    For eg.,they could make use of Nicole’s fame to sell items related to her. WP/SPP sells umbrellas and is running out of stock, this shows there is demand for these items. If Chiam see tong writes an autobiography, that will raise funds too.

    • Thanks. But my post is about spending, not funding. It’s about willingness to spend on a full-fledged campaign– with own $$ if necessary– as opposed to running on a shoestring.

  9. contrarian says:

    Read the PEA and you’ll see why candidates cannot hire people or spend more:
    72. —…no person shall, for the purpose of promoting or procuring the election of a candidate at any election, be engaged or employed for payment or promise of payment for any purpose or in any capacity whatever, except for the purpose or in the capacities following:
    (a) one election agent and no more;
    (b) only one polling agent for each polling place, except that in relation to a candidate at an election in a group representation constituency, only one polling agent for the group for each polling place;
    (c) a reasonable number of clerks and messengers having regard to the area of the electoral division and the number of electors on the register of electors for the division.

    • Thanks. I disagree.

      You can hire firms to provide services. Just like you hire contractors to set up the rally sites, or hire contractors to put up banners and posters, all of which are to “promote or procure” the election of a candidate.

      So you can hire PR firms to help you with PR, new media firms to help you with website, etc.

  10. Pingback: Consultants And Advisers

  11. Pingback: The 100: Top 10 Political Writings | Political Writings

  12. Pingback: How Not To Be A Politician | Political Writings

  13. Pingback: 1911: Lessons For S’pore’s Opposition | Political Writings

Leave a Reply

Fill in your details below or click an icon to log in:

WordPress.com Logo

You are commenting using your WordPress.com account. Log Out / Change )

Twitter picture

You are commenting using your Twitter account. Log Out / Change )

Facebook photo

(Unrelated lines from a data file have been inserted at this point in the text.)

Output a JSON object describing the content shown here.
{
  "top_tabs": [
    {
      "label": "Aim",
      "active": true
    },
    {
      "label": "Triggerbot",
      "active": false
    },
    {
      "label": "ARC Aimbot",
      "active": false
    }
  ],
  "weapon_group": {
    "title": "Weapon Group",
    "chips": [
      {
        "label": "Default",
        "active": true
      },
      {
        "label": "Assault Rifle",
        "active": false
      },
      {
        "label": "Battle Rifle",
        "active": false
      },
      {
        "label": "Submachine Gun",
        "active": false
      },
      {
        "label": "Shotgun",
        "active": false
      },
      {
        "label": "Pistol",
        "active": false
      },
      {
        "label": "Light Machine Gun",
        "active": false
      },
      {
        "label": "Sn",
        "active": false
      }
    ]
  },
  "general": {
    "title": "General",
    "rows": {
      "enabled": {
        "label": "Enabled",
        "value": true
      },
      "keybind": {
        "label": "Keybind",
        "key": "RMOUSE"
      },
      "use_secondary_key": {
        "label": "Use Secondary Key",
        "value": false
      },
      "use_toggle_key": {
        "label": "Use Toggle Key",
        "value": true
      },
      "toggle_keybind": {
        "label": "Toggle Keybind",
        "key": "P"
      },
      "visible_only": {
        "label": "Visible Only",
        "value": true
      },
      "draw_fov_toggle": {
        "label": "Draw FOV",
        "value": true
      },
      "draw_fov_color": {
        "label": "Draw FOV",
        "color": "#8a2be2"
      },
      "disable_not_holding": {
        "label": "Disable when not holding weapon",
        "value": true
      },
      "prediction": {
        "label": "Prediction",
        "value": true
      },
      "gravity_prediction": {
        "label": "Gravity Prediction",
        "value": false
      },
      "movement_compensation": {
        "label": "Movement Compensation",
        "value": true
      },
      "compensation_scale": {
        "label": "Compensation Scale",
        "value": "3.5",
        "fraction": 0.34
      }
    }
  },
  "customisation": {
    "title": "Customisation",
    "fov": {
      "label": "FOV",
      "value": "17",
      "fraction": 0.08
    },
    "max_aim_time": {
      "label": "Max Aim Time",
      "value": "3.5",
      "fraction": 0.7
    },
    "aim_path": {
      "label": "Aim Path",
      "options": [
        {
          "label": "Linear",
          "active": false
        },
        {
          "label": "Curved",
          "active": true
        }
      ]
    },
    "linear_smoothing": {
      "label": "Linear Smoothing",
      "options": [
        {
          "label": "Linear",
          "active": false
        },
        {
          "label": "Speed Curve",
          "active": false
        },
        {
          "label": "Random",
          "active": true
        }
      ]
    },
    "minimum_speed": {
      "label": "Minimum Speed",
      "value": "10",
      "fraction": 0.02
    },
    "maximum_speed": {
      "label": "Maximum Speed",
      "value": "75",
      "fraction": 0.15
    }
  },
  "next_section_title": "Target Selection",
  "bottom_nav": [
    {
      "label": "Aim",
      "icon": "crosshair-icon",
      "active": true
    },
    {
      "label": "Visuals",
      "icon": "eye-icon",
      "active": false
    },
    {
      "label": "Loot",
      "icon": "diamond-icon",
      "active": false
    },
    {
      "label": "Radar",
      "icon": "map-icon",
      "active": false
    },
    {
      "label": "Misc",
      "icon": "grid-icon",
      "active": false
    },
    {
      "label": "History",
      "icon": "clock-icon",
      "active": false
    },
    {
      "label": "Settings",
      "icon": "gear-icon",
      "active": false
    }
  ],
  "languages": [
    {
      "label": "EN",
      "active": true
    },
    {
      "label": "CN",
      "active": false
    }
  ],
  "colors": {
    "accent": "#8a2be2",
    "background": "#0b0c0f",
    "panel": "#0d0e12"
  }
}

You are commenting using your Facebook account. Log Out / Change )

Google+ photo

You are commenting using your Google+ account. Log Out / Change )

Connecting to %s